If more than one variable is used to identify the curves (for example, if Cell=’large’ and Sex=’F’ represent the control), you specify

   DIFF=CONTROL('large' 'F')

The order of the quoted strings should correspond to the order of the stratum variables. If no specific curve is specified as the control, the first stratum or group value is used.

By default, DIFF=ALL unless you specify ADJUST= DUNNETT, in which case DIFF=CONTROL.


specifies the variable whose formatted values identify the various samples whose underlying survival curves are to be compared. The tests are stratified on the levels of the STRATA variables. For example, in a multicenter trial in which two forms of therapy are to be compared, you specify the variable that identifies therapies as the GROUP= variable and the variable that identifies centers as the STRATA variable, in order to perform a stratified test to compare the therapies while controlling the effect of the centers.


allows missing values to be a stratum level or a valid value of the GROUP= variable.


suppresses the display of the rank statistics and the corresponding covariance matrices for various strata. If you specified the TREND option, the display of the scores for computing the trend tests is suppressed.


specifies that the names instead of the labels of the STRATA variables be used in the display of the survival estimate table and in the legend of the survival plot.


suppresses the k-sample tests, stratified tests, and trend tests.


specifies the sorting order of the values of the STRATA variables. The strata are presented in the specified order in the analysis results. You can use this option, for example, to display the curve labels in your preferred order in the survival plot legend (see Example 52.2 for an illustration). The default is ORDER=FORMATTED, which sorts the strata according to their external formatted values, except for numeric variable with no explicit format, which are sorted by the unformatted (internal) values. ORDER=INTERNAL sorts the strata by their internal values. The ORDER= option has no effect on a stratum variable with cutpoints specified.
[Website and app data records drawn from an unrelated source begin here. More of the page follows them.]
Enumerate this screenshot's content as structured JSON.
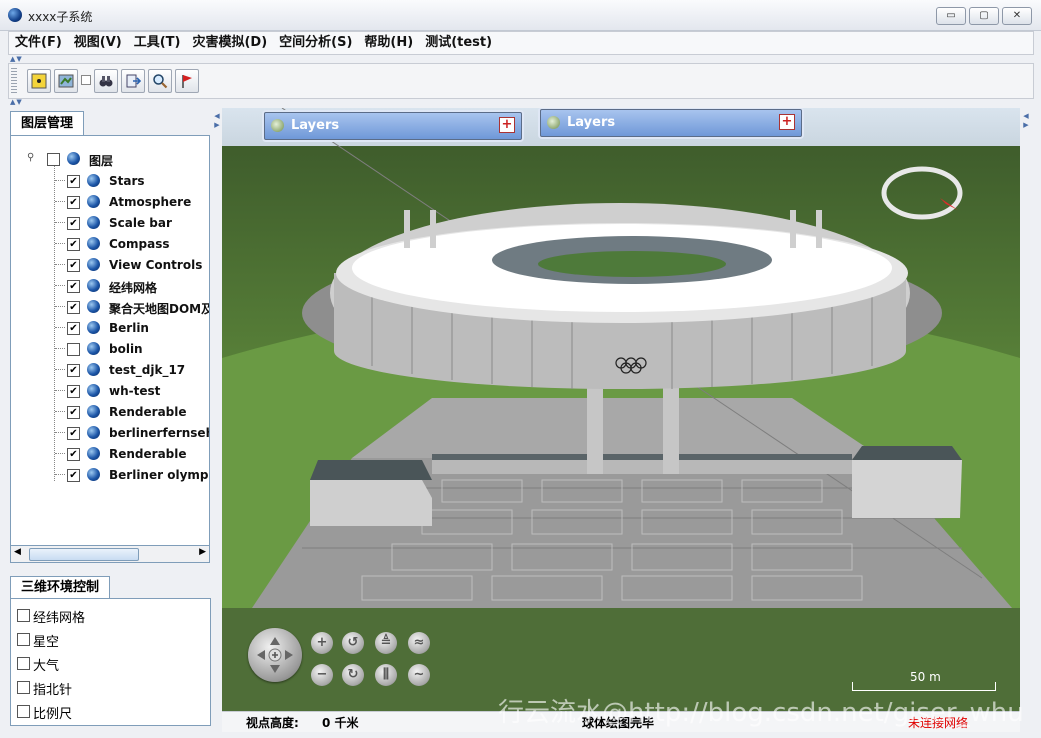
{
  "window": {
    "title": "xxxx子系统",
    "minimize": "▭",
    "maximize": "▢",
    "close": "✕"
  },
  "menu": [
    "文件(F)",
    "视图(V)",
    "工具(T)",
    "灾害模拟(D)",
    "空间分析(S)",
    "帮助(H)",
    "测试(test)"
  ],
  "toolbar": {
    "icons": [
      "select-icon",
      "map-icon",
      "binoculars-icon",
      "export-icon",
      "zoom-icon",
      "flag-icon"
    ]
  },
  "layer_panel": {
    "tab": "图层管理",
    "root": {
      "label": "图层",
      "checked": false
    },
    "layers": [
      {
        "label": "Stars",
        "checked": true
      },
      {
        "label": "Atmosphere",
        "checked": true
      },
      {
        "label": "Scale bar",
        "checked": true
      },
      {
        "label": "Compass",
        "checked": true
      },
      {
        "label": "View Controls",
        "checked": true
      },
      {
        "label": "经纬网格",
        "checked": true
      },
      {
        "label": "聚合天地图DOM及",
        "checked": true
      },
      {
        "label": "Berlin",
        "checked": true
      },
      {
        "label": "bolin",
        "checked": false
      },
      {
        "label": "test_djk_17",
        "checked": true
      },
      {
        "label": "wh-test",
        "checked": true
      },
      {
        "label": "Renderable",
        "checked": true
      },
      {
        "label": "berlinerfernsehtu",
        "checked": true
      },
      {
        "label": "Renderable",
        "checked": true
      },
      {
        "label": "Berliner olympias",
        "checked": true
      }
    ]
  },
  "env_panel": {
    "tab": "三维环境控制",
    "options": [
      {
        "label": "经纬网格",
        "checked": false
      },
      {
        "label": "星空",
        "checked": false
      },
      {
        "label": "大气",
        "checked": false
      },
      {
        "label": "指北针",
        "checked": false
      },
      {
        "label": "比例尺",
        "checked": false
      }
    ]
  },
  "map": {
    "layers_panels": [
      "Layers",
      "Layers"
    ],
    "scale_label": "50 m",
    "status": {
      "altitude_label": "视点高度:",
      "altitude_value": "0 千米",
      "loading": "球体绘图完毕",
      "network": "未连接网络"
    },
    "watermark": "行云流水@http://blog.csdn.net/giser_whu"
  }
}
computes the trend tests for testing the null hypothesis that the k population hazards rate are the same versus an ordered alternatives. If there is only one STRATA variable and the variable is numeric, the unformatted values of the variable are used as the scores; otherwise, the scores are $1, 2, \ldots ,$ in the given order of the strata.

TEST=(test-request <…test-request> )
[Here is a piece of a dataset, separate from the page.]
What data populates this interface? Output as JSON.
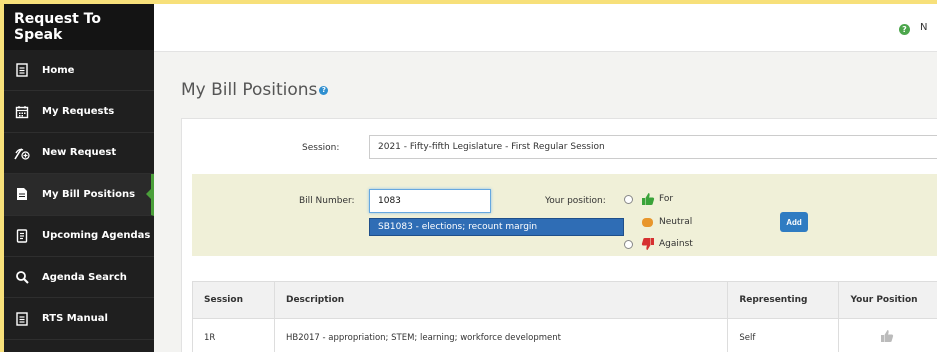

controls the tests produced. Each test corresponds to a different weight function (see the section Nonparametric Tests for the weight functions). The test-requests include the following:


specifies all the nonparametric tests with $\rho 1$=1 and $\rho 2$=0 for the Fleming and Harrington test—FLEMING(1,0).

FLEMING($\rho 1$, $\rho 2$)

specifies the family of tests in Harrington and Fleming (1982), where $\rho 1$ and $\rho 2$ are nonnegative numbers. FLEMING($\rho 1$,$\rho 2$) reduces to the Fleming-Harrington $G^{\rho }$ family (Fleming and Harrington, 1981) when $\rho 2$=0, which you can specify as FLEMING($\rho $) with one argument. When $\rho $=0, the test becomes the log-rank test. When $\rho $=1, the test should be very close to the Peto-Peto test.


specifies the log-rank test.


suppresses all comparison tests. Specifying TEST=NONE is equivalent to specify NOTEST.


specifies the likelihood ratio test based on the exponential model.


specifies the modified Peto-Peto test.


specifies the Peto-Peto test. The test is also referred to as the Peto-Peto-Prentice test.


specifies the Wilcoxon test. The test is also referred to as the Gehan test or the Breslow test.


specifies the Tarone-Ware test.

By default, TEST=(LOGRANK WILCOXON LR) for the k-sample tests, and TEST=(LOGRANK WILCOXON) for stratified and trend tests.